So, ok, we've got a good sorting algorithm O(n ln n) or maybe even O(k n) if you take advantage of the shortness of the strings to be sorted. Great, so we do that. Then, in the worst case we have to move all the strings to different servers, so that is n. AND we're resorting the strings again which should cost O(n) with each string we move across so we're looking at O(n^2).

So what does n^2 mean here? Well if we have fast memory, we can get each 10 char key out of memory in around 100 ns. So lets say (10^6)^2 * 100 ns. If I'm doing my math right here, that comes out to over 27 hours. So we spend a few seconds streaming data across the wire because we managed to minimize network traffic but we spend 27 hours resorting arrays of strings.

At this point, the fix should be pretty obvious. Move all the strings that you need to move, then sort them. But how do we know which ones to sort?

Well here is the trick, obvious to some, not obvious to others: for every string on server B that is lower in value than the lowest string on server A, we can move that string from B to A, and at the same time move the lowest string from A to B.

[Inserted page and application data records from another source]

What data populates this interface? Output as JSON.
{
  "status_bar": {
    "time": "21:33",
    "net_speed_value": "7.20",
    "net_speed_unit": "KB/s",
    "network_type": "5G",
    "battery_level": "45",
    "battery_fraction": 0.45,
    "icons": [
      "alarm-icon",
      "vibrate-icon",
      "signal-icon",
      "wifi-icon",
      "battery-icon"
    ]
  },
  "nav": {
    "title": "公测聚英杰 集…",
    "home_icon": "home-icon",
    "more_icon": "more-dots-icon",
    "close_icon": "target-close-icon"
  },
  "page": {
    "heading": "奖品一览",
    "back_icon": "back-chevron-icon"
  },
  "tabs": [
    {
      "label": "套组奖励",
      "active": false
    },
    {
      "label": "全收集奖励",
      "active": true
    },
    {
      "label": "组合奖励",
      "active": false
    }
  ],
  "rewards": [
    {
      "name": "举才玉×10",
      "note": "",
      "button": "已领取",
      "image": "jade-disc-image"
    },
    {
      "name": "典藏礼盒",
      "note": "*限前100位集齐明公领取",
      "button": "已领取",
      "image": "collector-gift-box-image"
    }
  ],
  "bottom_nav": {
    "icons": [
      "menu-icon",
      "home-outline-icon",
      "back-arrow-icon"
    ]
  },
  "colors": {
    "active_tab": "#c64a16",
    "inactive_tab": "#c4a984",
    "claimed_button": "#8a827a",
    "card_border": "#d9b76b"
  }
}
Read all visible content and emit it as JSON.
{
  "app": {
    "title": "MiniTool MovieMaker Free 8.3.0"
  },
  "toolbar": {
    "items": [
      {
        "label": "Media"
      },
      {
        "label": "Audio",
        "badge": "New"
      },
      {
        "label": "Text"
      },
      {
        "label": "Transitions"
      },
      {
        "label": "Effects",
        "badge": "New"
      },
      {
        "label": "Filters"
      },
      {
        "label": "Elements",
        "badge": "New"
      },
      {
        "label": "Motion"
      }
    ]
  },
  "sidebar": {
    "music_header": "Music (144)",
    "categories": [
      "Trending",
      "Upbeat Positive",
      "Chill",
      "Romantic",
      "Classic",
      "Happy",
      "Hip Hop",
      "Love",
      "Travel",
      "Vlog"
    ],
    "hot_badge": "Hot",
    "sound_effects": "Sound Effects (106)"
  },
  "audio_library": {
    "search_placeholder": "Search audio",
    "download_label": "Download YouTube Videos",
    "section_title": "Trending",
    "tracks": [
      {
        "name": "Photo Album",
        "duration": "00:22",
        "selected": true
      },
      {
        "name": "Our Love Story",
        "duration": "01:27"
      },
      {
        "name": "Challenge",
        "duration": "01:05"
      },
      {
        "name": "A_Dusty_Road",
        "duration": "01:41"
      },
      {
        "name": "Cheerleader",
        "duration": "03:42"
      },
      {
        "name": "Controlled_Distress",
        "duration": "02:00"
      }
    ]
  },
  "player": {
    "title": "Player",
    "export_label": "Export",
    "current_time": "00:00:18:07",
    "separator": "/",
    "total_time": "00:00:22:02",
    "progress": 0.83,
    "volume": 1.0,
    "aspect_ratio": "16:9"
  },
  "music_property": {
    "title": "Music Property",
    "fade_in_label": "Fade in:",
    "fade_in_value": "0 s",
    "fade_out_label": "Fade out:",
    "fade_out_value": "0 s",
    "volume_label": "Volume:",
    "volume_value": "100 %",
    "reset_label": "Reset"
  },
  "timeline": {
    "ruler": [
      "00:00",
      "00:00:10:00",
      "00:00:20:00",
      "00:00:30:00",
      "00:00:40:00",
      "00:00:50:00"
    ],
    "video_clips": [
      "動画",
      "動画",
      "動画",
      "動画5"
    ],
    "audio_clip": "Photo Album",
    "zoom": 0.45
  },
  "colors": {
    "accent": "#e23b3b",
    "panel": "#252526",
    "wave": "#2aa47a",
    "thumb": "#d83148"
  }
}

Think of the keys as arrays on both servers. Set a pointer at the end of the array for the first server (ie: the highest key on the lowest server) and a pointer at the start of the array on the second server (ie: the lowest key on the highest server). As long as the key at the pointer on the first server is greater than the key at the pointer on the second server, we need to swap the keys. Here is a worst case example (with single letter keys for simplicity):

After each swap, we move the pointers (the first server's pointer moves left, the second server's pointer moves right) and again compare the keys under the pointers.

Again, as long as the key at the pointer on the first server is greater than the key at the pointer on the second server, we need to swap the keys.

When we're done, we'll again have an unsorted array of keys on each server, but we can guarantee that all the right keys will be on the right servers. From here we can just resort the servers again, and we'll be done.

Take home lesson:
1. Even though moving data around a datacenter takes a while (20 ms to send a couple k around a data center) moving data around in memory still costs some time: 1/2 a ns for L1 cache kits, 100 ns to hit main memory. Yes, orders of magnitude difference, but:
1. O(n^2) is almost always worse than O( n ln n) even when the operations described by n^2 are much, much faster.